What, you turned him down?
Not for a session no, but when his earlier records arrived, I thought they were rubbish and no-one else could understand why I felt like this, I thought they were dreadful, I still think they're dreadful as a matter-of-fact and so it's really quite a good thing I think for me to turn against you because it's a guarantee of stupendous success
Was I ready for Bruce Springsteen - probably not.
Some of my favourite songs of 1975 were Ms Grace - The Tymes, I’m not in love -10cc (which was for a number of years in my top five favourite songs of all time) anything by The Bay City Rollers, The Hustle - Van McCoy and Lovin’ You - Minnie Ripperton. The big hit single of 1975 was Bohemian Rhapsody which is a classic in anyone’s book whether you like the song or not.
I was working as a Saturday Girl at Woolworths in Skegness at the time, on the ’pick ’n’ mix’ counter - remember them? Unfortunately the sweet counter was right at the front of the store and the record counter at the very back. This meant that me and my cohort, Jackie, couldn’t hear the records that were played constantly throughout the day. It’s a very long time ago now but I seem to remember Jackie was a bit of a rocker. We became quite good friends for a while - I wonder where she is now.
I would have given anything to work on the record counter. It was the job coveted by most of us but it was only given to full time staff. Vanessa was on most Saturdays. Funny - I can’t remember the name of someone I met yesterday but I remember the name of the girl on the record counter in Woollies over 30 years ago.
Anyway when I got my pay packet I used to spend a lot of it on LPs. Atlantic Crossing - Rod Stewart and Love to Love You Baby - Donna summer were two albums I bought that year. Rod was my one musical constant at the time and I bought everything he released until 1983/1984 when I missed a couple of albums.
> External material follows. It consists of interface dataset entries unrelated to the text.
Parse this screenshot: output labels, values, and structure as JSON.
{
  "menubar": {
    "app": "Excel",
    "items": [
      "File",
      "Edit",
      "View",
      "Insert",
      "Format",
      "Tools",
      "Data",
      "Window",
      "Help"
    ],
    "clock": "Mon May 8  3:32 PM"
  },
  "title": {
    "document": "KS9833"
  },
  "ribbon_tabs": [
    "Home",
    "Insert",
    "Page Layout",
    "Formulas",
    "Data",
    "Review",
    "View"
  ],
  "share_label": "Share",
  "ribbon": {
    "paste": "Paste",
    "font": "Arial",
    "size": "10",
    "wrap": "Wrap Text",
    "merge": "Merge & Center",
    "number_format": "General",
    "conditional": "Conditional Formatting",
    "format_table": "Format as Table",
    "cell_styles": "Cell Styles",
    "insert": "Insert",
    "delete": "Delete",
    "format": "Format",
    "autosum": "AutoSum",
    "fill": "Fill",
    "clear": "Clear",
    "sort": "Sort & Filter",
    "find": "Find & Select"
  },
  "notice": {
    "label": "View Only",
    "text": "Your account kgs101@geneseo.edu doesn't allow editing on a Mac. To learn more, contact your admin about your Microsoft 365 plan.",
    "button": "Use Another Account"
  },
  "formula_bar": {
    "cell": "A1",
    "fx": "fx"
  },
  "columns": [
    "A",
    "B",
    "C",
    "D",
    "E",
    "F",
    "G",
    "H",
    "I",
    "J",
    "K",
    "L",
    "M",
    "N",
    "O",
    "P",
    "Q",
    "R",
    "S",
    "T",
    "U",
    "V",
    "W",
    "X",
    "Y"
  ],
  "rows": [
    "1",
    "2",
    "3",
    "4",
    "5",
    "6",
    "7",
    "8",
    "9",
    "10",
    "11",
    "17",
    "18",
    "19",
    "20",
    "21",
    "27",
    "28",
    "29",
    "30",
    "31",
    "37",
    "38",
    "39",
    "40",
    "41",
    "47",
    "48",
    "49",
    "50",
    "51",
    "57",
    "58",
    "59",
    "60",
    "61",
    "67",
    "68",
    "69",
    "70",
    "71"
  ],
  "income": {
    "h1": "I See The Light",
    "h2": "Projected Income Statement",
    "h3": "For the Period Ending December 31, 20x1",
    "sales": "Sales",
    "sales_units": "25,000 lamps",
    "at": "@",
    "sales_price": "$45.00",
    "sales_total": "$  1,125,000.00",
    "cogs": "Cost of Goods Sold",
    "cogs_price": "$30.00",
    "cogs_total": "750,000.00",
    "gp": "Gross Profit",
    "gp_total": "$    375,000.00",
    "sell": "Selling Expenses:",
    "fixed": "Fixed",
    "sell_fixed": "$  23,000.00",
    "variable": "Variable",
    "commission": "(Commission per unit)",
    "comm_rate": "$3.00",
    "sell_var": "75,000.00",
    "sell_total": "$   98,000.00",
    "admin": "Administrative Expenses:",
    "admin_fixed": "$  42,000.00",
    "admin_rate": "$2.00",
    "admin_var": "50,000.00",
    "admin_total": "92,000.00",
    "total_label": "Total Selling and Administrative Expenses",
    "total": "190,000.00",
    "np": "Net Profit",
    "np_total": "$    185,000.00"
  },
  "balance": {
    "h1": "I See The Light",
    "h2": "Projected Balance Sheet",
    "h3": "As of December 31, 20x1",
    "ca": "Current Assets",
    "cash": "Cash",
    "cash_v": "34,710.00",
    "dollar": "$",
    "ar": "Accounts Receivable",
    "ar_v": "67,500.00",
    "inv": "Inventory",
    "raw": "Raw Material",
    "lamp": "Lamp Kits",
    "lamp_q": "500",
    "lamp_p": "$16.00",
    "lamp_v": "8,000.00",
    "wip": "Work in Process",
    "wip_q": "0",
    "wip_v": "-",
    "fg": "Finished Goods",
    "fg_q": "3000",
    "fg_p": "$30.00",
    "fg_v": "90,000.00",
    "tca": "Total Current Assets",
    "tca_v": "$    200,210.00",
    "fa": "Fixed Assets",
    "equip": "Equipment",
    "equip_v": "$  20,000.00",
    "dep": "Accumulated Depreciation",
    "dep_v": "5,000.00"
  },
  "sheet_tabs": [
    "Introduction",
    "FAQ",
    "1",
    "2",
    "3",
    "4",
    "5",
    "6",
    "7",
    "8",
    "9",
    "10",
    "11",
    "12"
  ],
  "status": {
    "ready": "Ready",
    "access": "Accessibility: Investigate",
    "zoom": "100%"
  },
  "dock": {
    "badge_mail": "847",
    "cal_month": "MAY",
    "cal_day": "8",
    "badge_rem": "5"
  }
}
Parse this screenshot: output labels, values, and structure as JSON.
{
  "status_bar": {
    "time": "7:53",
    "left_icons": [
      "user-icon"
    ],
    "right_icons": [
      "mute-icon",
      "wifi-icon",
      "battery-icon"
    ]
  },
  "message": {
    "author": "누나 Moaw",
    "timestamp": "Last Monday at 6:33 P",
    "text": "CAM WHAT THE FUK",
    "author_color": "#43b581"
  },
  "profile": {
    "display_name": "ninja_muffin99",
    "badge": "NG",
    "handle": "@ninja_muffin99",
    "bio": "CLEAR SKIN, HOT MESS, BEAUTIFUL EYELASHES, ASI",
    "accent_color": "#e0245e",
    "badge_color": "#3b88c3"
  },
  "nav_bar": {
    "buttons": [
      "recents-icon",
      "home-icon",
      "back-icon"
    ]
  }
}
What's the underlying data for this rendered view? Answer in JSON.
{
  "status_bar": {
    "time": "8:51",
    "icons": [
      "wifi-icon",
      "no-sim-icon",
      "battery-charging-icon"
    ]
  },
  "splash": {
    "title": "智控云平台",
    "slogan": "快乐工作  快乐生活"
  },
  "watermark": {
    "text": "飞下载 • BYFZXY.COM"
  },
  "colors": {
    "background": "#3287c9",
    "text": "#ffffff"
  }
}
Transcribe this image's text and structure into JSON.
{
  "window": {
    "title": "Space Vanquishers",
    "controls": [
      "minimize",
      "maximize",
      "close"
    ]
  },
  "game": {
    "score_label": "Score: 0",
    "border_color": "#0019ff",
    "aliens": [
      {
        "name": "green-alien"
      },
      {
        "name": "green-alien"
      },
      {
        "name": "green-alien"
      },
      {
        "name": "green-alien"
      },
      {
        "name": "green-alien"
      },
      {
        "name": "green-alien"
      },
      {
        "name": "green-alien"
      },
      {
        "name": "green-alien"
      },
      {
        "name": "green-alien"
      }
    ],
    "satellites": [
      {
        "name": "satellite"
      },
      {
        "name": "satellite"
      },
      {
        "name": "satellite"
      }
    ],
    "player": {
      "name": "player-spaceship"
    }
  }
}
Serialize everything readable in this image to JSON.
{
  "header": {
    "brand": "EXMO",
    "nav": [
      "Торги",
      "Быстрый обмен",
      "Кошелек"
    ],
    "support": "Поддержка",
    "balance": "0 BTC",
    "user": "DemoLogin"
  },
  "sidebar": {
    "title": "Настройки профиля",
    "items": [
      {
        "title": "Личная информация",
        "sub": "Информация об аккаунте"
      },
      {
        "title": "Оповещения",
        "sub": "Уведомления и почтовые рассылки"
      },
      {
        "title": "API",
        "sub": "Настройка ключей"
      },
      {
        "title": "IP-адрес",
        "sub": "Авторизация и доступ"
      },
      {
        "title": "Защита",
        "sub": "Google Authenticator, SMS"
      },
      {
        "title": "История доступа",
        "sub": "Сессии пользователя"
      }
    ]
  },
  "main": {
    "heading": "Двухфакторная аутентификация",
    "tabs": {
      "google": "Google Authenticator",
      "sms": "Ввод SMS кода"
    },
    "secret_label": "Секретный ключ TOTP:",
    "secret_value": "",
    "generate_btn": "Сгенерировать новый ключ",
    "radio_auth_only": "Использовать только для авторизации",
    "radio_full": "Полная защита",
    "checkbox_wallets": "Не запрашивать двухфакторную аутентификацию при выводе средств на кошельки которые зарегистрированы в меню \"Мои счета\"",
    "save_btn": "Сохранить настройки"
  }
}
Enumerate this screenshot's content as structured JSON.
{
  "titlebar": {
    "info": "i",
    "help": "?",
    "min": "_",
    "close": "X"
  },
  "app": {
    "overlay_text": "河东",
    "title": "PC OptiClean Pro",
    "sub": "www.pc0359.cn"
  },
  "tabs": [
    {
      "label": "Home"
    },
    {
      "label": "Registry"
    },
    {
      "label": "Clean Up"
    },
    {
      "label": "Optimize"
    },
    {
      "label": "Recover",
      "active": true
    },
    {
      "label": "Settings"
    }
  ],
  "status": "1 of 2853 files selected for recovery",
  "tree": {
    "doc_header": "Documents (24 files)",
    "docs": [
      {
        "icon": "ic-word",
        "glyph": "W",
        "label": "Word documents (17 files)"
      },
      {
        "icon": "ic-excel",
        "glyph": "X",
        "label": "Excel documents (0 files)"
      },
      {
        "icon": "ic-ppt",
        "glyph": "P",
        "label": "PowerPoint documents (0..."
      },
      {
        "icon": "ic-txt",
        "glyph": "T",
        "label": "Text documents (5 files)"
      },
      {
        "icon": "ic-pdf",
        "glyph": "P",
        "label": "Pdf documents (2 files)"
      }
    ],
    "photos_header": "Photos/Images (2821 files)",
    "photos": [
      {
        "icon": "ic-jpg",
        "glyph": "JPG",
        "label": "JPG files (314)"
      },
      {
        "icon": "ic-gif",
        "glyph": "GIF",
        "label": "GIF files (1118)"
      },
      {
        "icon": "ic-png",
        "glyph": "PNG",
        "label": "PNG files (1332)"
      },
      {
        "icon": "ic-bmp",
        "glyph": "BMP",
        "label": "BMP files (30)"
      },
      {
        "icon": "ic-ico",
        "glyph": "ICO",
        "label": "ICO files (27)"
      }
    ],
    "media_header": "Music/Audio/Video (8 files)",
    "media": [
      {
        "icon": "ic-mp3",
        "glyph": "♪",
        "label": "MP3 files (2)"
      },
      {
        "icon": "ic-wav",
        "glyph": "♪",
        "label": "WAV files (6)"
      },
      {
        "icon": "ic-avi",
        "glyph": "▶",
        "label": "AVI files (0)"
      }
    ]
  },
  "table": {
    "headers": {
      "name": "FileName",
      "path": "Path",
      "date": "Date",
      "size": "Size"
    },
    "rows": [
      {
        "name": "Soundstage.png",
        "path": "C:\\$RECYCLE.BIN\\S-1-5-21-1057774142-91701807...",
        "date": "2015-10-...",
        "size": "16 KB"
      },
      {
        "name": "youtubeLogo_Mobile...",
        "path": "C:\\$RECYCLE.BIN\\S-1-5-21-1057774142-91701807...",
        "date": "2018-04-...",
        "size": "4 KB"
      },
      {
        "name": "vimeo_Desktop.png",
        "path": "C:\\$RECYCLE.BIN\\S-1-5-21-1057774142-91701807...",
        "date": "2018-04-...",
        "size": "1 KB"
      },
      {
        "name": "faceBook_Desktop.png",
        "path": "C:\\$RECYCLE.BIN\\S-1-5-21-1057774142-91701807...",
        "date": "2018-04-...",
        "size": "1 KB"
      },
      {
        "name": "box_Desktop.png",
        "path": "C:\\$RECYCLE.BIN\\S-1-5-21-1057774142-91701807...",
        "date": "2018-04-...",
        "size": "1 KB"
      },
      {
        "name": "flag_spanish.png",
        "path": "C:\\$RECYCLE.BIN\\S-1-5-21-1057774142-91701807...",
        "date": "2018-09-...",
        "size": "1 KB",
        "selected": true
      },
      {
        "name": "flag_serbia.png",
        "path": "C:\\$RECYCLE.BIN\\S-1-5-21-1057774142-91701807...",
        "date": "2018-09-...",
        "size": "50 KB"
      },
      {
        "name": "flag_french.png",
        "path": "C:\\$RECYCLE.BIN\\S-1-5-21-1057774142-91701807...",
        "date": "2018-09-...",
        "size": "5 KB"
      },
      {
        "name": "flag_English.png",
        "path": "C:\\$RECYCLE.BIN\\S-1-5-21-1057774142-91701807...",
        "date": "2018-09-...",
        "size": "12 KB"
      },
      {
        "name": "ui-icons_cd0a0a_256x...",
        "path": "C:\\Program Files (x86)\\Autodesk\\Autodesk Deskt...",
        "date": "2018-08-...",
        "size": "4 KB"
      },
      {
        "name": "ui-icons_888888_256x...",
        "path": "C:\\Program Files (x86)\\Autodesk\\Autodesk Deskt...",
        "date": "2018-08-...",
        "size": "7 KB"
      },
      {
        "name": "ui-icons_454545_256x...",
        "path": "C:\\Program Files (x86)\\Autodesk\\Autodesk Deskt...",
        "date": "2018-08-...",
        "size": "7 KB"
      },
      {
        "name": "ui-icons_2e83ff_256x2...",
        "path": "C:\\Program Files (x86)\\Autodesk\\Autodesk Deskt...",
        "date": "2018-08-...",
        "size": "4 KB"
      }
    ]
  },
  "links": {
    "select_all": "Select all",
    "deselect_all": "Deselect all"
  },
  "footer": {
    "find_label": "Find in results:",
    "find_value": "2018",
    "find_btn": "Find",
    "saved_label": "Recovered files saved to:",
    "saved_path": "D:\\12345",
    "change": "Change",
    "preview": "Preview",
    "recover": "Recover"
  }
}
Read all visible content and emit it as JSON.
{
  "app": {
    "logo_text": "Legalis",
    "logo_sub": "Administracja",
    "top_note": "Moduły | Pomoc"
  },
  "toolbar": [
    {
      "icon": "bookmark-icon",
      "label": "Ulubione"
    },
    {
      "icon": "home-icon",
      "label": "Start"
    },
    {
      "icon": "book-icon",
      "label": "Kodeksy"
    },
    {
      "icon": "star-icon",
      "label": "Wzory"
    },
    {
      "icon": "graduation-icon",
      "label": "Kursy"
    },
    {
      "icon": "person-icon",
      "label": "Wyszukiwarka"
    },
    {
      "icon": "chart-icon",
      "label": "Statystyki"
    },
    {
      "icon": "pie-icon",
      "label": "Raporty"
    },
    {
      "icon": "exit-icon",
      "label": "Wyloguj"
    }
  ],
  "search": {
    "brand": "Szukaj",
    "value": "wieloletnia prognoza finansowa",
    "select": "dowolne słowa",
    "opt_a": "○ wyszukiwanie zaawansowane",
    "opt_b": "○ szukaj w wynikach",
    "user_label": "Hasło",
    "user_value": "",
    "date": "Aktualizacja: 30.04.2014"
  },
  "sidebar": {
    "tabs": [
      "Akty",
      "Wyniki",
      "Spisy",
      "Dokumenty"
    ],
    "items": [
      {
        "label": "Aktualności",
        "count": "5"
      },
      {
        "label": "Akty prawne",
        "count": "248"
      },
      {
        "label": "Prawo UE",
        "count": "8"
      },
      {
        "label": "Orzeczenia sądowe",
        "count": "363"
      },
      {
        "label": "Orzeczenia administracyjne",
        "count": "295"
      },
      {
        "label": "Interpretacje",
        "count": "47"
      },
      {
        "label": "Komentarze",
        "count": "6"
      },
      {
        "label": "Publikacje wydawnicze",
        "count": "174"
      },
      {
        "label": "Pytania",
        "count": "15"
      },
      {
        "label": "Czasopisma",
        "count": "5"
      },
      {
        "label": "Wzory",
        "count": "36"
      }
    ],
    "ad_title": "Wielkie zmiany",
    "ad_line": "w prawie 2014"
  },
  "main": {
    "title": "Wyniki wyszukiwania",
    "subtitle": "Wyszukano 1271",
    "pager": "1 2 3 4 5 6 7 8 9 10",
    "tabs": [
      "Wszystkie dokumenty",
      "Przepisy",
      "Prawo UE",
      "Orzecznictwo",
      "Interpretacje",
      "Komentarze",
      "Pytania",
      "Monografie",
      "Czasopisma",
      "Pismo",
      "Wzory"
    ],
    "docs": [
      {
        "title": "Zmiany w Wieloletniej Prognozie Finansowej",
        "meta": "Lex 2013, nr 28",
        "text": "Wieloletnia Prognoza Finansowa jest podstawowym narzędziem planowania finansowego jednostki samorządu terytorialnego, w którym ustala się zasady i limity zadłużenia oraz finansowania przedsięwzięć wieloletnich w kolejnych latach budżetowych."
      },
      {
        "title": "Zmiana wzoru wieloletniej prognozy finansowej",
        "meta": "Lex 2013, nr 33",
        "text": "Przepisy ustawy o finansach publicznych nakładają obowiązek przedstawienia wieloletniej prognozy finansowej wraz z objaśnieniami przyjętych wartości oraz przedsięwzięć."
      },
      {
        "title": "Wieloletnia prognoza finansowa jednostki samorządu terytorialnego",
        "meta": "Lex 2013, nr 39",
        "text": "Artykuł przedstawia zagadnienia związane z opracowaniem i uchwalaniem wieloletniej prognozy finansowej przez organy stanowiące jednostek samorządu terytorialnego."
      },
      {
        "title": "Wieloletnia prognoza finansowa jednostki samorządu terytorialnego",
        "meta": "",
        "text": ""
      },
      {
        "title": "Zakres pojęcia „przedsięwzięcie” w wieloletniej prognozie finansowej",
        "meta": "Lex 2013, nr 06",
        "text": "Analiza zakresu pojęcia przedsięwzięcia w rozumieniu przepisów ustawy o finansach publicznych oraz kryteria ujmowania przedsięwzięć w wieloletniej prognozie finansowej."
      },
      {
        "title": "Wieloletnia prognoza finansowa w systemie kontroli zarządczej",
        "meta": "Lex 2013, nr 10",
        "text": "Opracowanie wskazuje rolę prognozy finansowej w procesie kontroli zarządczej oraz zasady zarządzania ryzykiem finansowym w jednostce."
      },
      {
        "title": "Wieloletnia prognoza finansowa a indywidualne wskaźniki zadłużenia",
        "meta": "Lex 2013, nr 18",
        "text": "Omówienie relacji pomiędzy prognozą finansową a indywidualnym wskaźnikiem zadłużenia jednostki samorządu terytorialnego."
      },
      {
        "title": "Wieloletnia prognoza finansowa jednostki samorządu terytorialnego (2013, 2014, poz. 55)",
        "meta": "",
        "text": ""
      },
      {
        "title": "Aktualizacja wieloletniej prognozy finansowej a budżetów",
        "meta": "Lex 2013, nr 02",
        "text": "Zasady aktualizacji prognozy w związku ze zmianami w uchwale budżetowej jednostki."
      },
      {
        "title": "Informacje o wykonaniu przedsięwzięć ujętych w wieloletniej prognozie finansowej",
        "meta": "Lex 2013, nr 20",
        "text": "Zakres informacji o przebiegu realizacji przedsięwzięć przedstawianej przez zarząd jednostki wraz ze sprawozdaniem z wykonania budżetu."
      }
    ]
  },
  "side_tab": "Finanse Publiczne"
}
I remember splashing out one week and buying Minnie Ripperton’s ‘Perfect Angel’ and ‘Never can say Goodbye‘ by Gloria Gaynor the same Saturday. Left me pretty skint for the rest of the week. Loved Minnie but don’t remember playing Gloria Gaynor so much.
Bruce didn’t even cross my RADAR. Should I regret this? I missed out on 10 years of fandom. On the other hand what if I had been swept up in the hype and then hated ‘Backstreets’ or ‘Thunder Road‘. It certainly wasn’t the sort of thing I listened to at the time…
…and if I hadn’t liked it, ten years on, I might have dismissed BITUSA because I had already decided I didn’t like Springsteen. A bit like deciding I didn’t like cabbage when I was five years old and not trying it again until I was 45...
…and If I had dismissed BITUSA - well my life would be a lot poorer now for all sorts of reasons.
So I caught up with the Hammersmith Odeon concert and ‘Born To Run’ much later than some but that’s life and, anyway, I have made up for it since.
And now dig out your braces and cowboy boots and dust off your banjo - we are heading towards The Seeger Sessions.